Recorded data
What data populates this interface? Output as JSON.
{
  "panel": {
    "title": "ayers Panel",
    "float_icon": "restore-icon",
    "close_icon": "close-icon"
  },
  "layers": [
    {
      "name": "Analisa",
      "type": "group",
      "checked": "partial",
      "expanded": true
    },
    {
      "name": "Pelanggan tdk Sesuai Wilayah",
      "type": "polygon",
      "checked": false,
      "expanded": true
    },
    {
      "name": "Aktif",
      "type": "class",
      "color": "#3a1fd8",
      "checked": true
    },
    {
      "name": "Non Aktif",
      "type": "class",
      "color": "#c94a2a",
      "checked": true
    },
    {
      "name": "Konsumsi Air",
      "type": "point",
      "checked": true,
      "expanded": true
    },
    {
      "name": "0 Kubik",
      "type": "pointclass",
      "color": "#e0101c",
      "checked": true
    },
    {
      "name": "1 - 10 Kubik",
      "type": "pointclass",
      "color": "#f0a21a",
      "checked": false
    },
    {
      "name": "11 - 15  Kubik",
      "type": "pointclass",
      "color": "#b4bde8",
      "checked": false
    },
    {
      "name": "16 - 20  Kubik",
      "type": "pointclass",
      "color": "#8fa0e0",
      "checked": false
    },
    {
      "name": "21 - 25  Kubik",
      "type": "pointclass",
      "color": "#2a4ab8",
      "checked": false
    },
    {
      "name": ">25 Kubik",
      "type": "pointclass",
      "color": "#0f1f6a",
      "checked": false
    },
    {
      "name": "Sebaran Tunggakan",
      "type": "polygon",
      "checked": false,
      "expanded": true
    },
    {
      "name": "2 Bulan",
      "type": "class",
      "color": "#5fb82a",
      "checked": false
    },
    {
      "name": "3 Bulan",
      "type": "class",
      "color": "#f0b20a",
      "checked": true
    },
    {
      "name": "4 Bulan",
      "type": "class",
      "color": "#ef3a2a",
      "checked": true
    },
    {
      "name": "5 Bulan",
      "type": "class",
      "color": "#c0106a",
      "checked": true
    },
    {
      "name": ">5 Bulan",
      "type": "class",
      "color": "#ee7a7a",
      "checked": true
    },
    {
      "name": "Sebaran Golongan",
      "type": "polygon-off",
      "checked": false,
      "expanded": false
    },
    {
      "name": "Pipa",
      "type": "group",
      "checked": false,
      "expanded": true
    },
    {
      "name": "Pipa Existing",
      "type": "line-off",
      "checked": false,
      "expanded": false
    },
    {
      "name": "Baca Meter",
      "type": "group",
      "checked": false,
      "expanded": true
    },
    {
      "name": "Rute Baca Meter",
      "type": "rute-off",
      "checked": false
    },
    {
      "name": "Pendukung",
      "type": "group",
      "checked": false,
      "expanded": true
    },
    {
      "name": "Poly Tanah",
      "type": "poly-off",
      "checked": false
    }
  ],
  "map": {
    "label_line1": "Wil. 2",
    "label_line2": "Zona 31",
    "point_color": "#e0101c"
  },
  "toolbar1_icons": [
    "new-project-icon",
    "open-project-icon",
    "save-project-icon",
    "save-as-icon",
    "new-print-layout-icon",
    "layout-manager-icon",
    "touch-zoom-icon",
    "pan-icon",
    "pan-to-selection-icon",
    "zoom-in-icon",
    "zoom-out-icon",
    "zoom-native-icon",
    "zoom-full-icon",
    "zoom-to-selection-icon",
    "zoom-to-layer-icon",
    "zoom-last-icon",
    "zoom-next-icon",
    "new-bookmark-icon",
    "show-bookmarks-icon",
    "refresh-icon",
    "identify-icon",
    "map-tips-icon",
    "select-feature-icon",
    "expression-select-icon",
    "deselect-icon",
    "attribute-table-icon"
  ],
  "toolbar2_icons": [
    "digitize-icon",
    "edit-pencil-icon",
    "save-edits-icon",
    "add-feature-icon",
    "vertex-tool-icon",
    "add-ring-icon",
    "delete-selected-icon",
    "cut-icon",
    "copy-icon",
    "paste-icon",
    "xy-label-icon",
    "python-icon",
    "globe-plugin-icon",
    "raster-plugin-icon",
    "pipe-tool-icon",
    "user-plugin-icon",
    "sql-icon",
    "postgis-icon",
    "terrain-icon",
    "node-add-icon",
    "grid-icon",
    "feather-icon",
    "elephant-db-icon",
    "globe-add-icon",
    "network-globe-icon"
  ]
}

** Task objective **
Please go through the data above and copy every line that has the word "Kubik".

** Completed exercise **
      "name": "0 Kubik",
      "name": "1 - 10 Kubik",
      "name": "11 - 15  Kubik",
      "name": "16 - 20  Kubik",
      "name": "21 - 25  Kubik",
      "name": ">25 Kubik",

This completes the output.